Despite COVID-19, SFU’s residences on Burnaby Mountain are home to hundreds of students, and there are an additional 7,000 residents in UniverCity. Essential service workers, researchers, students and staff have continued to commute to Burnaby Mountain for work, research and approved in-person course work throughout the pandemic.
SFU continues to safely expand on-campus student experience activities and has recently resumed many in-person classes and labs.
Is there really a significant demand for transit to Burnaby Mountain?
Burnaby Mountain is currently served by four bus routes: R5, 143, 144, and 145. Between 2015-2019, transit ridership to/from Burnaby Mountain was 25,000 trips per day. At this level of ridership, customers often experience unreliable service and overcrowding. These problems are expected to worsen as the daytime (SFU student and staff) and permanent residential communities grow.
Can’t you just add more buses to meet the ridership demand?
We cannot keep adding buses to solve the capacity issue. There are a fixed number of buses that we can efficiently operate on a route and we are nearing the upper limit.

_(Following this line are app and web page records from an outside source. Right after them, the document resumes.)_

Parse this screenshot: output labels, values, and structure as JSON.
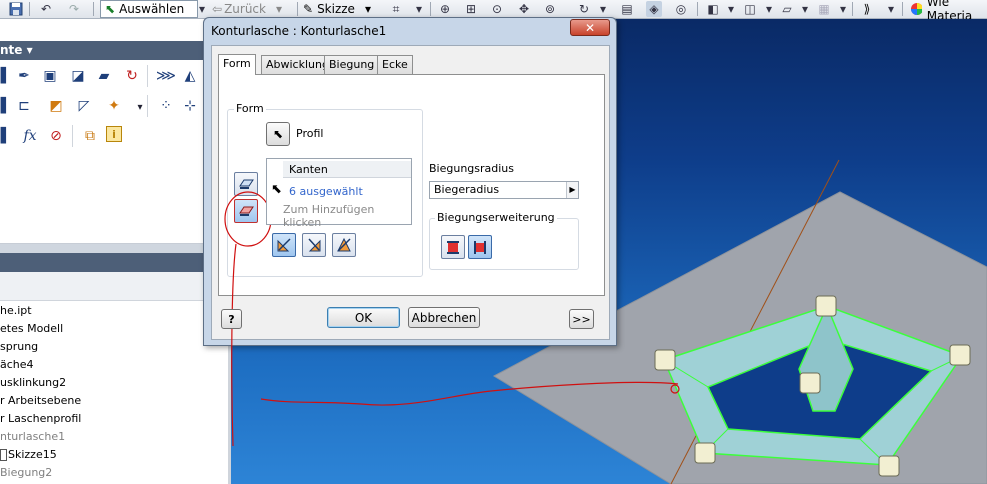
{
  "toolbar": {
    "back_label": "Zurück",
    "select_label": "Auswählen",
    "sketch_label": "Skizze",
    "material_label": "Wie Materia"
  },
  "ribbon": {
    "panel_title": "nte ▾",
    "fx_label": "fx"
  },
  "browser": {
    "items": [
      {
        "label": "he.ipt",
        "dim": false
      },
      {
        "label": "etes Modell",
        "dim": false
      },
      {
        "label": "sprung",
        "dim": false
      },
      {
        "label": "äche4",
        "dim": false
      },
      {
        "label": "usklinkung2",
        "dim": false
      },
      {
        "label": "r Arbeitsebene",
        "dim": false
      },
      {
        "label": "r Laschenprofil",
        "dim": false
      },
      {
        "label": "nturlasche1",
        "dim": true
      },
      {
        "label": "Skizze15",
        "dim": false
      },
      {
        "label": "Biegung2",
        "dim": true
      }
    ]
  },
  "dialog": {
    "title": "Konturlasche : Konturlasche1",
    "close_label": "✕",
    "tabs": [
      "Form",
      "Abwicklung",
      "Biegung",
      "Ecke"
    ],
    "form_group_label": "Form",
    "profile_label": "Profil",
    "edges_header": "Kanten",
    "edges_selected": "6 ausgewählt",
    "edges_hint": "Zum Hinzufügen klicken",
    "bend_radius_label": "Biegungsradius",
    "bend_radius_value": "Biegeradius",
    "bend_extension_label": "Biegungserweiterung",
    "ok_label": "OK",
    "cancel_label": "Abbrechen",
    "more_label": ">>",
    "help_label": "?"
  },
  "colors": {
    "viewport_top": "#0a2a66",
    "viewport_bottom": "#2d84d6",
    "plane": "#9aa0aa",
    "flange_edge": "#3cff3c",
    "annotation": "#d01010"
  }
}
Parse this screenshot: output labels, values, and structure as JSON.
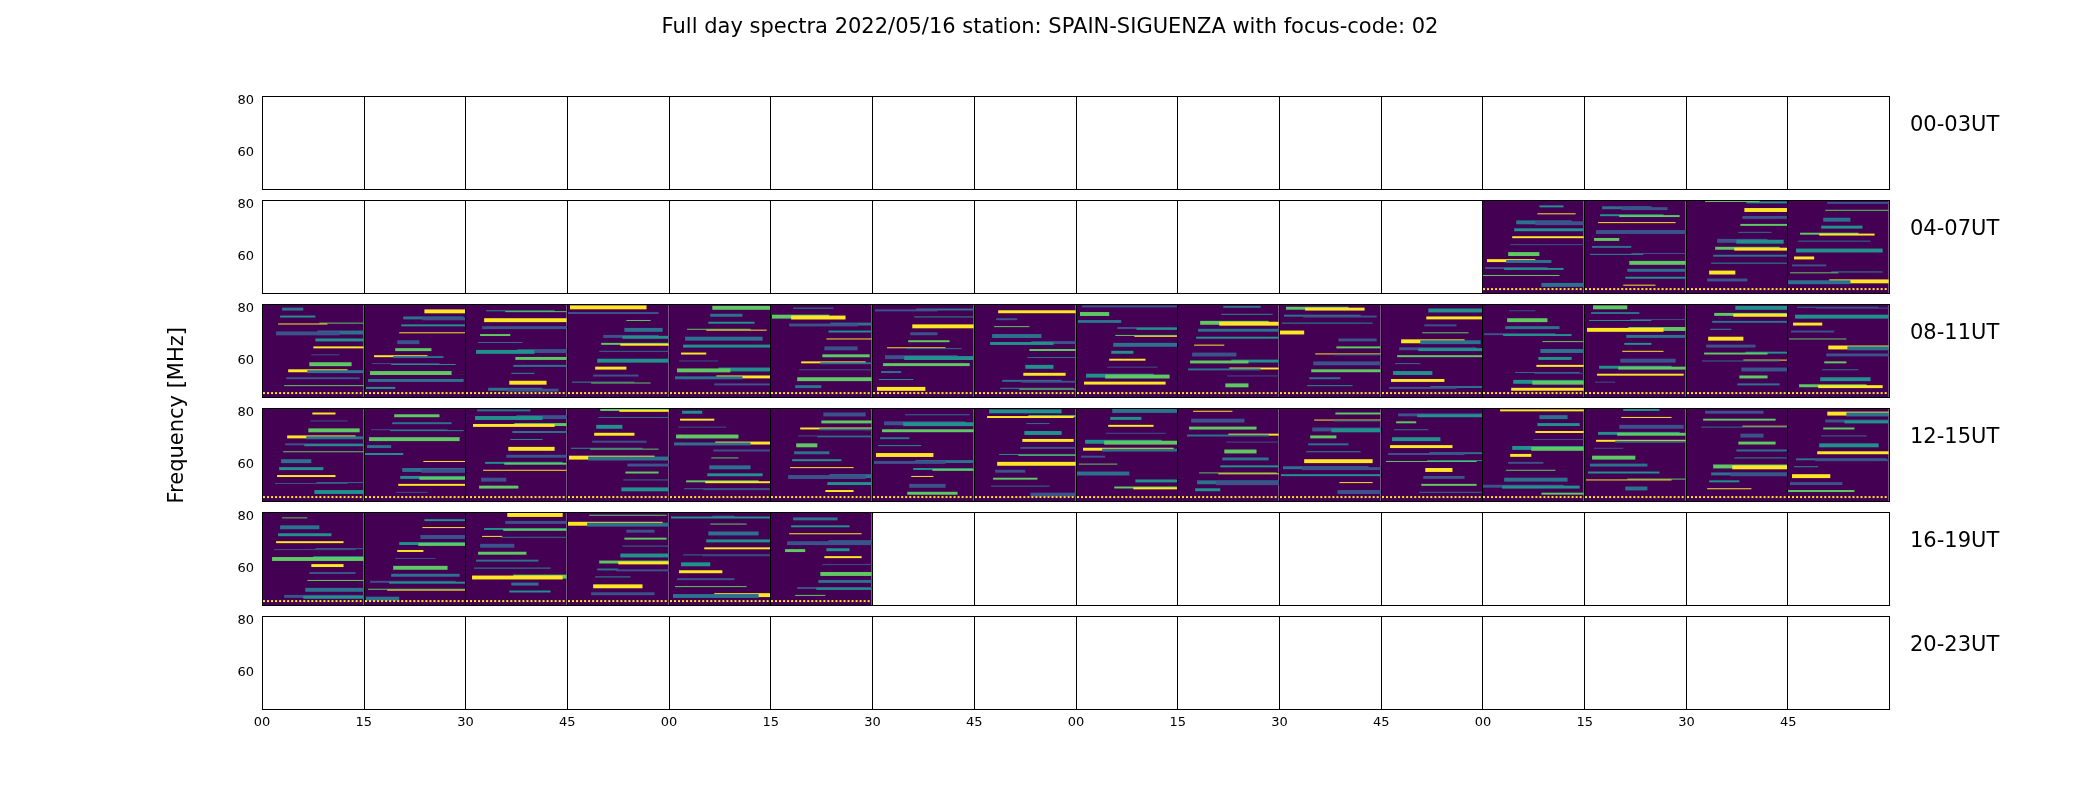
{
  "title": "Full day spectra 2022/05/16 station: SPAIN-SIGUENZA with focus-code: 02",
  "y_axis_label": "Frequency [MHz]",
  "rows": [
    {
      "label": "00-03UT",
      "y_ticks": [
        "80",
        "60"
      ],
      "panels": [
        {
          "kind": "empty"
        },
        {
          "kind": "empty"
        },
        {
          "kind": "empty"
        },
        {
          "kind": "empty"
        },
        {
          "kind": "empty"
        },
        {
          "kind": "empty"
        },
        {
          "kind": "empty"
        },
        {
          "kind": "empty"
        },
        {
          "kind": "empty"
        },
        {
          "kind": "empty"
        },
        {
          "kind": "empty"
        },
        {
          "kind": "empty"
        },
        {
          "kind": "empty"
        },
        {
          "kind": "empty"
        },
        {
          "kind": "empty"
        },
        {
          "kind": "empty"
        }
      ]
    },
    {
      "label": "04-07UT",
      "y_ticks": [
        "80",
        "60"
      ],
      "panels": [
        {
          "kind": "empty"
        },
        {
          "kind": "empty"
        },
        {
          "kind": "empty"
        },
        {
          "kind": "empty"
        },
        {
          "kind": "empty"
        },
        {
          "kind": "empty"
        },
        {
          "kind": "empty"
        },
        {
          "kind": "empty"
        },
        {
          "kind": "empty"
        },
        {
          "kind": "empty"
        },
        {
          "kind": "empty"
        },
        {
          "kind": "empty"
        },
        {
          "kind": "spectrum"
        },
        {
          "kind": "spectrum"
        },
        {
          "kind": "spectrum"
        },
        {
          "kind": "spectrum"
        }
      ]
    },
    {
      "label": "08-11UT",
      "y_ticks": [
        "80",
        "60"
      ],
      "panels": [
        {
          "kind": "spectrum"
        },
        {
          "kind": "spectrum"
        },
        {
          "kind": "spectrum"
        },
        {
          "kind": "spectrum"
        },
        {
          "kind": "spectrum"
        },
        {
          "kind": "spectrum"
        },
        {
          "kind": "spectrum"
        },
        {
          "kind": "spectrum"
        },
        {
          "kind": "spectrum"
        },
        {
          "kind": "spectrum"
        },
        {
          "kind": "spectrum"
        },
        {
          "kind": "spectrum"
        },
        {
          "kind": "spectrum"
        },
        {
          "kind": "spectrum"
        },
        {
          "kind": "spectrum"
        },
        {
          "kind": "spectrum"
        }
      ]
    },
    {
      "label": "12-15UT",
      "y_ticks": [
        "80",
        "60"
      ],
      "panels": [
        {
          "kind": "spectrum"
        },
        {
          "kind": "spectrum"
        },
        {
          "kind": "spectrum"
        },
        {
          "kind": "spectrum"
        },
        {
          "kind": "spectrum"
        },
        {
          "kind": "spectrum"
        },
        {
          "kind": "spectrum"
        },
        {
          "kind": "spectrum"
        },
        {
          "kind": "spectrum"
        },
        {
          "kind": "spectrum"
        },
        {
          "kind": "spectrum"
        },
        {
          "kind": "spectrum"
        },
        {
          "kind": "spectrum"
        },
        {
          "kind": "spectrum"
        },
        {
          "kind": "spectrum"
        },
        {
          "kind": "spectrum"
        }
      ]
    },
    {
      "label": "16-19UT",
      "y_ticks": [
        "80",
        "60"
      ],
      "panels": [
        {
          "kind": "spectrum"
        },
        {
          "kind": "spectrum"
        },
        {
          "kind": "spectrum"
        },
        {
          "kind": "spectrum"
        },
        {
          "kind": "spectrum"
        },
        {
          "kind": "spectrum"
        },
        {
          "kind": "empty"
        },
        {
          "kind": "empty"
        },
        {
          "kind": "empty"
        },
        {
          "kind": "empty"
        },
        {
          "kind": "empty"
        },
        {
          "kind": "empty"
        },
        {
          "kind": "empty"
        },
        {
          "kind": "empty"
        },
        {
          "kind": "empty"
        },
        {
          "kind": "empty"
        }
      ]
    },
    {
      "label": "20-23UT",
      "y_ticks": [
        "80",
        "60"
      ],
      "panels": [
        {
          "kind": "empty"
        },
        {
          "kind": "empty"
        },
        {
          "kind": "empty"
        },
        {
          "kind": "empty"
        },
        {
          "kind": "empty"
        },
        {
          "kind": "empty"
        },
        {
          "kind": "empty"
        },
        {
          "kind": "empty"
        },
        {
          "kind": "empty"
        },
        {
          "kind": "empty"
        },
        {
          "kind": "empty"
        },
        {
          "kind": "empty"
        },
        {
          "kind": "empty"
        },
        {
          "kind": "empty"
        },
        {
          "kind": "empty"
        },
        {
          "kind": "empty"
        }
      ]
    }
  ],
  "x_ticks": [
    "00",
    "15",
    "30",
    "45",
    "00",
    "15",
    "30",
    "45",
    "00",
    "15",
    "30",
    "45",
    "00",
    "15",
    "30",
    "45"
  ]
}
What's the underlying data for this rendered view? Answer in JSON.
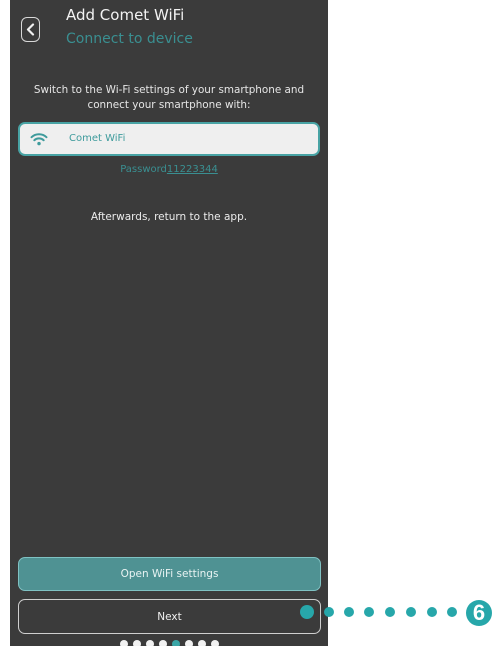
{
  "header": {
    "title": "Add Comet WiFi",
    "subtitle": "Connect to device",
    "back_icon": "chevron-left-icon"
  },
  "instructions": {
    "text": "Switch to the Wi-Fi settings of your smartphone and connect your smartphone with:"
  },
  "wifi_card": {
    "icon": "wifi-icon",
    "network_name": "Comet WiFi"
  },
  "password": {
    "label": "Password",
    "value": "11223344"
  },
  "afterwards": {
    "text": "Afterwards, return to the app."
  },
  "buttons": {
    "open_wifi_settings": "Open WiFi settings",
    "next": "Next"
  },
  "pagination": {
    "total": 8,
    "current": 4
  },
  "callout": {
    "step_number": "6"
  },
  "colors": {
    "background": "#3b3b3b",
    "accent": "#3a8f91",
    "callout": "#27a7aa"
  }
}
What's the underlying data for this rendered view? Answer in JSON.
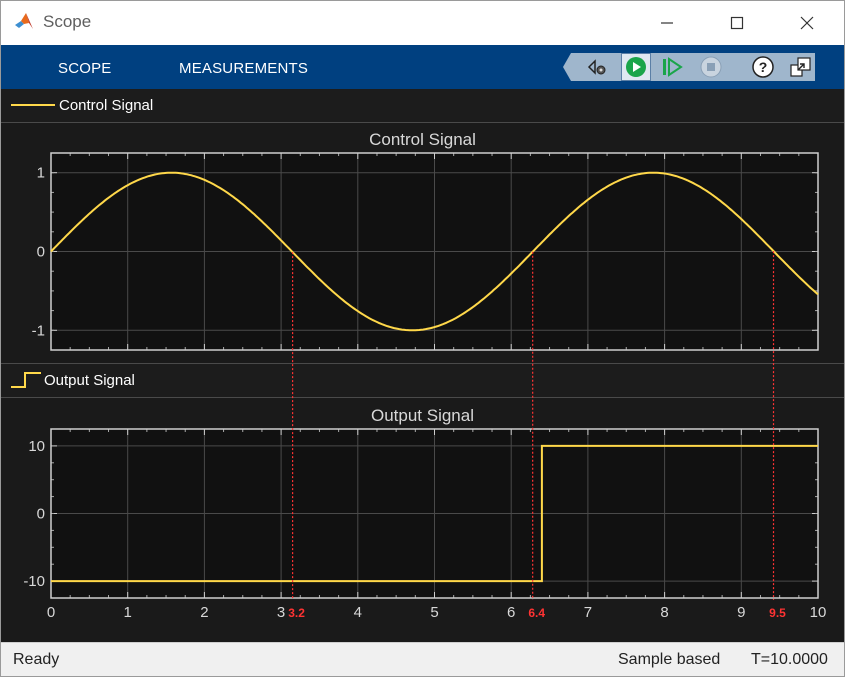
{
  "window": {
    "title": "Scope"
  },
  "toolstrip": {
    "tabs": [
      {
        "label": "SCOPE"
      },
      {
        "label": "MEASUREMENTS"
      }
    ]
  },
  "toolbar": {
    "icons": [
      "settings-icon",
      "run-icon",
      "step-forward-icon",
      "stop-icon",
      "help-icon",
      "undock-icon"
    ]
  },
  "legends": [
    {
      "label": "Control Signal",
      "icon": "line-legend-icon"
    },
    {
      "label": "Output Signal",
      "icon": "step-legend-icon"
    }
  ],
  "colors": {
    "signal": "#ffd84a",
    "cursor": "#ff3333",
    "grid": "#4a4a4a",
    "plot_bg": "#111111",
    "toolstrip": "#004080"
  },
  "cursors": [
    {
      "label": "3.2",
      "x": 3.15
    },
    {
      "label": "6.4",
      "x": 6.28
    },
    {
      "label": "9.5",
      "x": 9.42
    }
  ],
  "status": {
    "left": "Ready",
    "mode": "Sample based",
    "time": "T=10.0000"
  },
  "chart_data": [
    {
      "type": "line",
      "title": "Control Signal",
      "xlim": [
        0,
        10
      ],
      "ylim": [
        -1.25,
        1.25
      ],
      "yticks": [
        1,
        0,
        -1
      ],
      "ytick_labels": [
        "1",
        "0",
        "-1"
      ],
      "grid": true,
      "series": [
        {
          "name": "Control Signal",
          "function": "sin(t)",
          "x_start": 0,
          "x_end": 10
        }
      ]
    },
    {
      "type": "line",
      "title": "Output Signal",
      "xlim": [
        0,
        10
      ],
      "ylim": [
        -12.5,
        12.5
      ],
      "yticks": [
        10,
        0,
        -10
      ],
      "ytick_labels": [
        "10",
        "0",
        "-10"
      ],
      "xticks": [
        0,
        1,
        2,
        3,
        4,
        5,
        6,
        7,
        8,
        9,
        10
      ],
      "xtick_labels": [
        "0",
        "1",
        "2",
        "3",
        "4",
        "5",
        "6",
        "7",
        "8",
        "9",
        "10"
      ],
      "grid": true,
      "series": [
        {
          "name": "Output Signal",
          "x": [
            0,
            6.4,
            6.4,
            10
          ],
          "y": [
            -10,
            -10,
            10,
            10
          ]
        }
      ]
    }
  ]
}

Buses need to run their routes, have layovers, and in the case of electric buses, charge. We cannot add enough buses to meet current demand, nor the future anticipated demand from the growing student, staff, faculty, and residential population. A key limitation as to how fast we can operate buses is constrained by the time it takes people to board and exit a bus. The fastest observed frequency of bus operation on our network is every 2.5 minutes and that would not address our overcrowding problem.
Would trees need to be cut down for a gondola to be built?
Minimizing tree removal will be a key objective if this project moves ahead. That said, some tree removal would be required for each of the routes with Route 1 having the lowest impact to trees. Further work would be done to mitigate environmental impacts that could be associated with the construction of a gondola.
What would the Burnaby Mountain Gondola cost and who would pay for it?
Capital and operating costs were updated in 2020 and are comparable to the most recent previous study at an estimated $210 million. If the project proceeds, the Mayors’ Council on Regional Transportation would determine if the Burnaby Mountain Gondola is a funding priority to be included in a future Investment Plan.
Is property acquisition common when it comes to infrastructure projects?
Yes, acquiring privately-owned land to build or make changes to infrastructure such as roads, transit alignments and stations, and parks, for example, is quite common. Additionally, having open discussions, negotiating terms, and providing impacted land owners with fair compensation as a result of those infrastructure changes is also common practice.
Is property acquisition necessary if the gondola project proceeds with Route 1?
Yes, property acquisition in the form of aerial passage over two multi-family property complexes is necessary to build the gondola. This means the land and homes themselves would remain untouched, but TransLink would acquire rights for the gondola to pass overhead (60 metres above the homes).
Would impacted residents receive compensation?
Yes, TransLink would compensate the property owners of the two multi-family complexes over which the gondola would pass.
What is the process to compensate impacted residents?
If the gondola project proceeds, a TransLink representative would contact the property owner located within the gondola right-of-way to make them aware of the project.
We would engage the services of an independent appraiser to determine the current market value of the property/aerial rights and work to reach an agreement with each property owner. Residents could remain in their homes and would not be required to move.
The property acquisition process starts once a project is approved and funded (Note: the Burnaby Mountain Gondola is not yet approved or funded.)